◆ **TO DO**: The required result is a copy of each line below in which "Work" appears.

◆ **SOURCE DATA**:
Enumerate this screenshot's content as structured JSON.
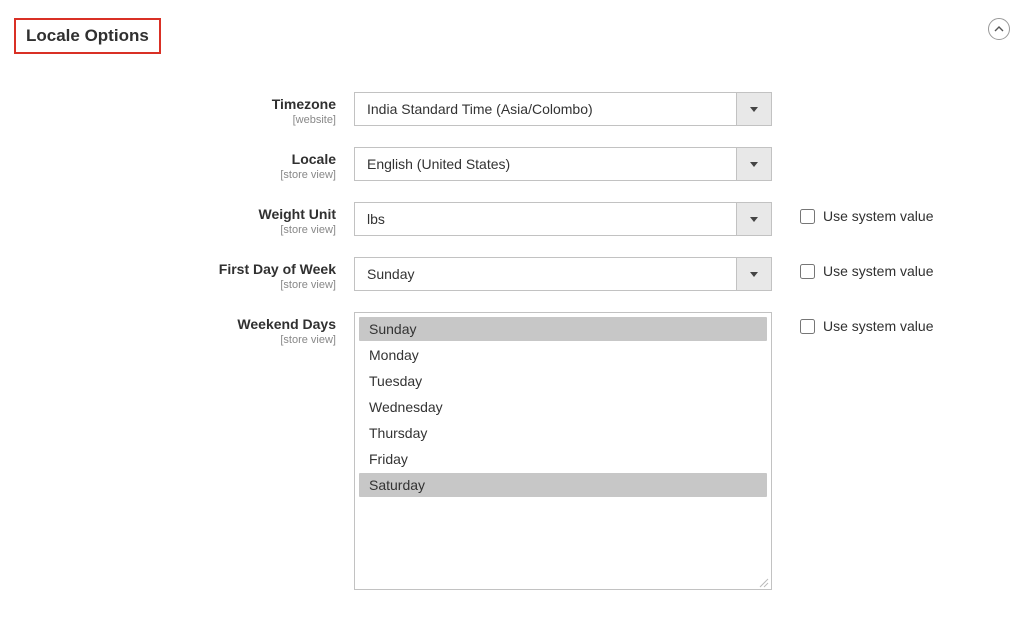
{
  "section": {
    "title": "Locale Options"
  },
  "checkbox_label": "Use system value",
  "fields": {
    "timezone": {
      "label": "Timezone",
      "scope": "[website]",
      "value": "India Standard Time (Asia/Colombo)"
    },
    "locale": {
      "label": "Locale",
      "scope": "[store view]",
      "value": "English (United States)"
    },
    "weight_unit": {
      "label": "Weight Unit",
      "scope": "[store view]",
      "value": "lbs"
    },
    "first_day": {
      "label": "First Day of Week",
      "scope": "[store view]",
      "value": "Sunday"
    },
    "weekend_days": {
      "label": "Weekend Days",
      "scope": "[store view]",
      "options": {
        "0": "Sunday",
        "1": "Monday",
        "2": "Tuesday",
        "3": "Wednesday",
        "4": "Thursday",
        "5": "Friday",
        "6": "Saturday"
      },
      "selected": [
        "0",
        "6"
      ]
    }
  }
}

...

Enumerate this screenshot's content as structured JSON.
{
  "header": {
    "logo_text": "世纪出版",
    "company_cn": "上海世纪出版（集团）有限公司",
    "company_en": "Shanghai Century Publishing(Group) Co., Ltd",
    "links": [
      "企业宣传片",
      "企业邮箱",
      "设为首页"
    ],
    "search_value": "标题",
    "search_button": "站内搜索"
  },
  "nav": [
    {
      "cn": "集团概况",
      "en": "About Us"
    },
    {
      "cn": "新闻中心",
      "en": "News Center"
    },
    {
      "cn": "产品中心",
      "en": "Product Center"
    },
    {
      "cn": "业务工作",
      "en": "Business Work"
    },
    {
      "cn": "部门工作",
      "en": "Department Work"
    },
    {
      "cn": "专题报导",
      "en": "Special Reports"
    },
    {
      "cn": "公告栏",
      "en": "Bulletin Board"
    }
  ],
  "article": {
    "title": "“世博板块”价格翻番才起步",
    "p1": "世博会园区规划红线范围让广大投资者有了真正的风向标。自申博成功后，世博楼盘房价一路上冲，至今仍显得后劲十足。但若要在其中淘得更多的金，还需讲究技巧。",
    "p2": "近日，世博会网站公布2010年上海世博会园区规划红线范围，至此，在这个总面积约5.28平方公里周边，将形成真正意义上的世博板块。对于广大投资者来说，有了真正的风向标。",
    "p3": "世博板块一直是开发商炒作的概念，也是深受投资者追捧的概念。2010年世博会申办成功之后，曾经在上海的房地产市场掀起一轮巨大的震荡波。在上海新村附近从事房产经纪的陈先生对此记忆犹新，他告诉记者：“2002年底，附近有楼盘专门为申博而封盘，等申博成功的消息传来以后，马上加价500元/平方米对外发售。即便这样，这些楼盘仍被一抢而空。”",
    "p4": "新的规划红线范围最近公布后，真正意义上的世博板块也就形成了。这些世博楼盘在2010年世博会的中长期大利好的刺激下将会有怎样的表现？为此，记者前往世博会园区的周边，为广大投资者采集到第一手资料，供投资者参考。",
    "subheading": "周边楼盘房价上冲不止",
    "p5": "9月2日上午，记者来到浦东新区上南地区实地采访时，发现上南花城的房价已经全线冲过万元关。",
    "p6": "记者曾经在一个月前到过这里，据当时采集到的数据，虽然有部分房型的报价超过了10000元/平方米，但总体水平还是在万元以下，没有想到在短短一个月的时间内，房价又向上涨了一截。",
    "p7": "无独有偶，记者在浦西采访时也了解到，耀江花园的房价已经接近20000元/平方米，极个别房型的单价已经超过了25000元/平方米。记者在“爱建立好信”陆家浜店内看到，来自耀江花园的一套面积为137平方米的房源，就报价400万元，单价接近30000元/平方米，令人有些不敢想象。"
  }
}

◆ **ANSWER TO THE EXERCISE**:
      "en": "Business Work"
      "en": "Department Work"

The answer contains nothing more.